» Exercise description: Your output should be each line from the material below that has the word "JSON".

(Beginning of Source information)

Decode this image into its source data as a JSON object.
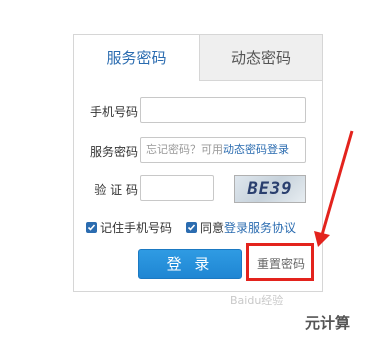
{
  "tabs": {
    "active": "服务密码",
    "inactive": "动态密码"
  },
  "form": {
    "phone_label": "手机号码",
    "phone_value": "",
    "password_label": "服务密码",
    "password_hint": "忘记密码？可用",
    "password_link": "动态密码登录",
    "captcha_label": "验 证 码",
    "captcha_value": "",
    "captcha_text": "BE39",
    "remember_label": "记住手机号码",
    "agree_prefix": "同意",
    "agree_link": "登录服务协议",
    "remember_checked": true,
    "agree_checked": true
  },
  "buttons": {
    "login": "登 录",
    "reset": "重置密码"
  },
  "colors": {
    "accent": "#2b6cb0",
    "login_button": "#1f86d3",
    "highlight": "#e3231d"
  },
  "overlay": {
    "watermark": "Baidu经验",
    "corner_text": "元计算"
  }
}
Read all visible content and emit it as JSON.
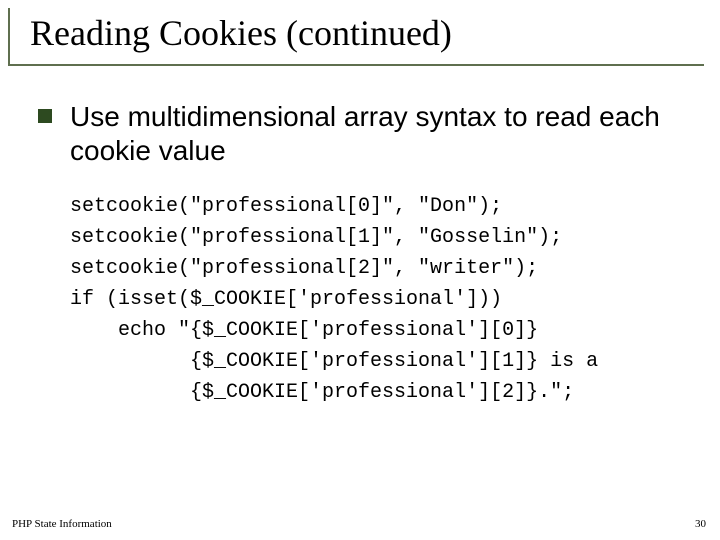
{
  "title": "Reading Cookies (continued)",
  "bullet": "Use multidimensional array syntax to read each cookie value",
  "code": "setcookie(\"professional[0]\", \"Don\");\nsetcookie(\"professional[1]\", \"Gosselin\");\nsetcookie(\"professional[2]\", \"writer\");\nif (isset($_COOKIE['professional']))\n    echo \"{$_COOKIE['professional'][0]}\n          {$_COOKIE['professional'][1]} is a\n          {$_COOKIE['professional'][2]}.\";",
  "footer_left": "PHP State Information",
  "footer_right": "30"
}
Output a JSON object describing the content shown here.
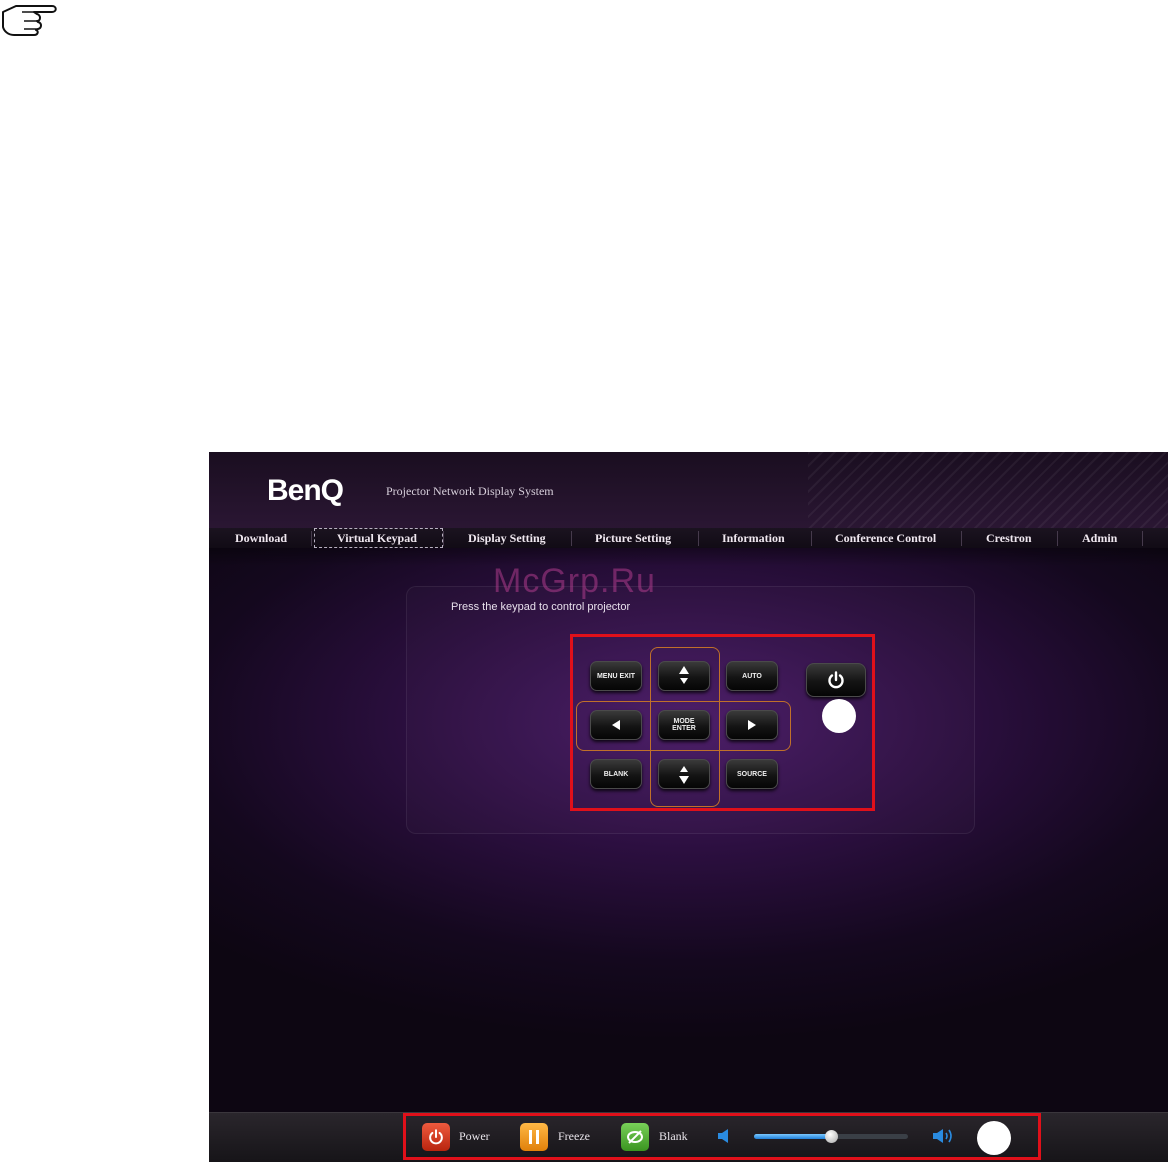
{
  "header": {
    "logo": "BenQ",
    "subtitle": "Projector Network Display System"
  },
  "nav": {
    "items": [
      {
        "label": "Download"
      },
      {
        "label": "Virtual Keypad",
        "active": true
      },
      {
        "label": "Display Setting"
      },
      {
        "label": "Picture Setting"
      },
      {
        "label": "Information"
      },
      {
        "label": "Conference Control"
      },
      {
        "label": "Crestron"
      },
      {
        "label": "Admin"
      }
    ]
  },
  "watermark": "McGrp.Ru",
  "keypad": {
    "instruction": "Press the keypad to control projector",
    "menu_label": "MENU EXIT",
    "auto_label": "AUTO",
    "mode_label": "MODE ENTER",
    "blank_label": "BLANK",
    "source_label": "SOURCE"
  },
  "bottombar": {
    "power_label": "Power",
    "freeze_label": "Freeze",
    "blank_label": "Blank",
    "volume_level": 0.5
  },
  "colors": {
    "highlight": "#e0101a",
    "dpad_outline": "#c0702a",
    "power": "#d8371f",
    "freeze": "#f29a1e",
    "blank": "#58b43a",
    "volume": "#2a8be0"
  }
}
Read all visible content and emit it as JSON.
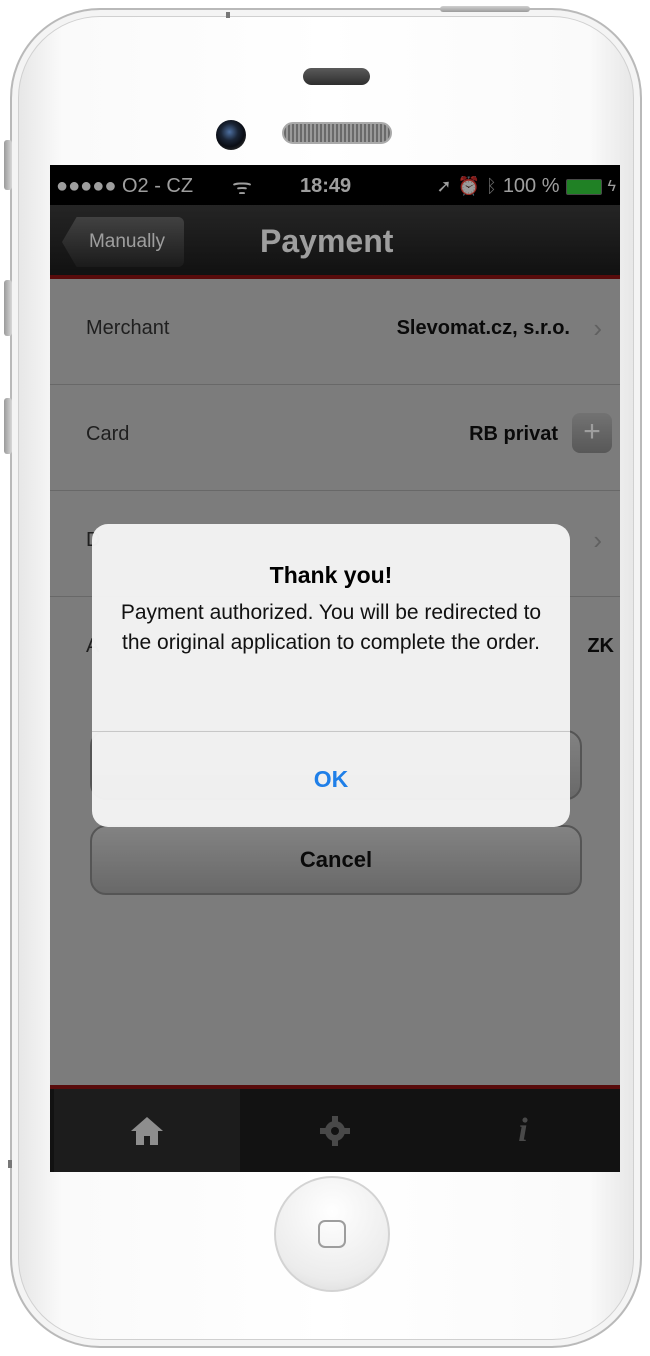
{
  "status_bar": {
    "carrier": "●●●●● O2 - CZ",
    "time": "18:49",
    "battery": "100 %"
  },
  "nav": {
    "back_label": "Manually",
    "title": "Payment"
  },
  "rows": [
    {
      "label": "Merchant",
      "value": "Slevomat.cz, s.r.o."
    },
    {
      "label": "Card",
      "value": "RB privat"
    },
    {
      "label": "D",
      "value": ""
    },
    {
      "label": "A",
      "value": "ZK"
    }
  ],
  "buttons": {
    "cancel": "Cancel"
  },
  "alert": {
    "title": "Thank you!",
    "message": "Payment authorized. You will be redirected to the original application to complete the order.",
    "ok": "OK"
  },
  "tabs": [
    {
      "icon": "home-icon",
      "active": true
    },
    {
      "icon": "gear-icon",
      "active": false
    },
    {
      "icon": "info-icon",
      "active": false
    }
  ],
  "colors": {
    "accent_red": "#8e1212",
    "ok_blue": "#1f7fe8",
    "battery_green": "#35d13d"
  }
}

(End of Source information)

» Answer section:
Decode this image into its source data as a JSON object.
Read all visible content and emit it as JSON.
Output a JSON object describing the content shown here.
Read all visible content and emit it as JSON.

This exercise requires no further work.